Required action:
Repeat every entry word for word; omit all pictures.

Extracted records:
══════════

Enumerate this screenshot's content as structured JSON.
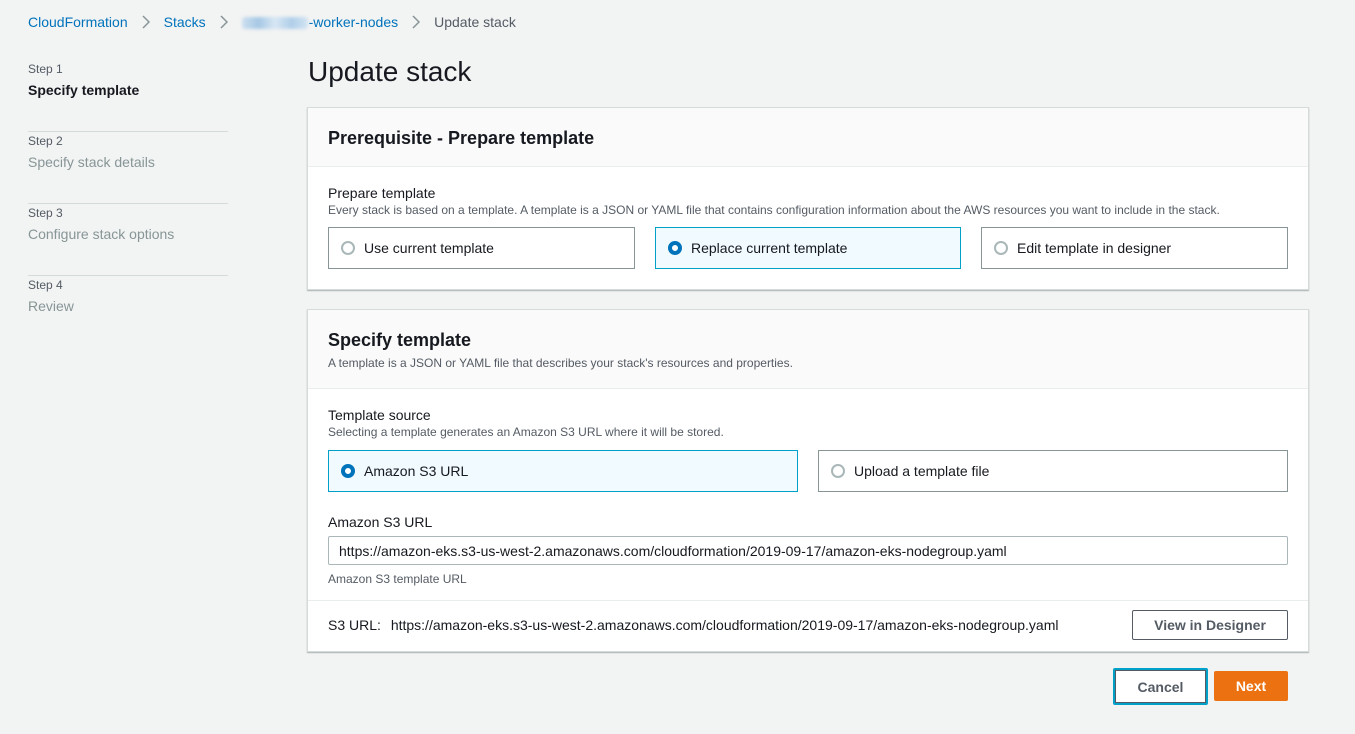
{
  "breadcrumb": {
    "items": [
      "CloudFormation",
      "Stacks",
      "-worker-nodes",
      "Update stack"
    ]
  },
  "steps": [
    {
      "num": "Step 1",
      "label": "Specify template"
    },
    {
      "num": "Step 2",
      "label": "Specify stack details"
    },
    {
      "num": "Step 3",
      "label": "Configure stack options"
    },
    {
      "num": "Step 4",
      "label": "Review"
    }
  ],
  "page_title": "Update stack",
  "prereq": {
    "title": "Prerequisite - Prepare template",
    "field_label": "Prepare template",
    "field_desc": "Every stack is based on a template. A template is a JSON or YAML file that contains configuration information about the AWS resources you want to include in the stack.",
    "options": [
      "Use current template",
      "Replace current template",
      "Edit template in designer"
    ],
    "selected": "Replace current template"
  },
  "specify": {
    "title": "Specify template",
    "desc": "A template is a JSON or YAML file that describes your stack's resources and properties.",
    "source_label": "Template source",
    "source_desc": "Selecting a template generates an Amazon S3 URL where it will be stored.",
    "options": [
      "Amazon S3 URL",
      "Upload a template file"
    ],
    "selected": "Amazon S3 URL",
    "url_label": "Amazon S3 URL",
    "url_value": "https://amazon-eks.s3-us-west-2.amazonaws.com/cloudformation/2019-09-17/amazon-eks-nodegroup.yaml",
    "url_hint": "Amazon S3 template URL",
    "s3_prefix": "S3 URL:",
    "s3_value": "https://amazon-eks.s3-us-west-2.amazonaws.com/cloudformation/2019-09-17/amazon-eks-nodegroup.yaml",
    "designer_button": "View in Designer"
  },
  "actions": {
    "cancel": "Cancel",
    "next": "Next"
  },
  "colors": {
    "link": "#0073bb",
    "primary": "#ec7211",
    "selected_border": "#00a1c9",
    "selected_bg": "#f1faff"
  }
}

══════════

Written solution:
Enumerate this screenshot's content as structured JSON.
{
  "breadcrumb": {
    "items": [
      "CloudFormation",
      "Stacks",
      "-worker-nodes",
      "Update stack"
    ]
  },
  "steps": [
    {
      "num": "Step 1",
      "label": "Specify template"
    },
    {
      "num": "Step 2",
      "label": "Specify stack details"
    },
    {
      "num": "Step 3",
      "label": "Configure stack options"
    },
    {
      "num": "Step 4",
      "label": "Review"
    }
  ],
  "page_title": "Update stack",
  "prereq": {
    "title": "Prerequisite - Prepare template",
    "field_label": "Prepare template",
    "field_desc": "Every stack is based on a template. A template is a JSON or YAML file that contains configuration information about the AWS resources you want to include in the stack.",
    "options": [
      "Use current template",
      "Replace current template",
      "Edit template in designer"
    ],
    "selected": "Replace current template"
  },
  "specify": {
    "title": "Specify template",
    "desc": "A template is a JSON or YAML file that describes your stack's resources and properties.",
    "source_label": "Template source",
    "source_desc": "Selecting a template generates an Amazon S3 URL where it will be stored.",
    "options": [
      "Amazon S3 URL",
      "Upload a template file"
    ],
    "selected": "Amazon S3 URL",
    "url_label": "Amazon S3 URL",
    "url_value": "https://amazon-eks.s3-us-west-2.amazonaws.com/cloudformation/2019-09-17/amazon-eks-nodegroup.yaml",
    "url_hint": "Amazon S3 template URL",
    "s3_prefix": "S3 URL:",
    "s3_value": "https://amazon-eks.s3-us-west-2.amazonaws.com/cloudformation/2019-09-17/amazon-eks-nodegroup.yaml",
    "designer_button": "View in Designer"
  },
  "actions": {
    "cancel": "Cancel",
    "next": "Next"
  },
  "colors": {
    "link": "#0073bb",
    "primary": "#ec7211",
    "selected_border": "#00a1c9",
    "selected_bg": "#f1faff"
  }
}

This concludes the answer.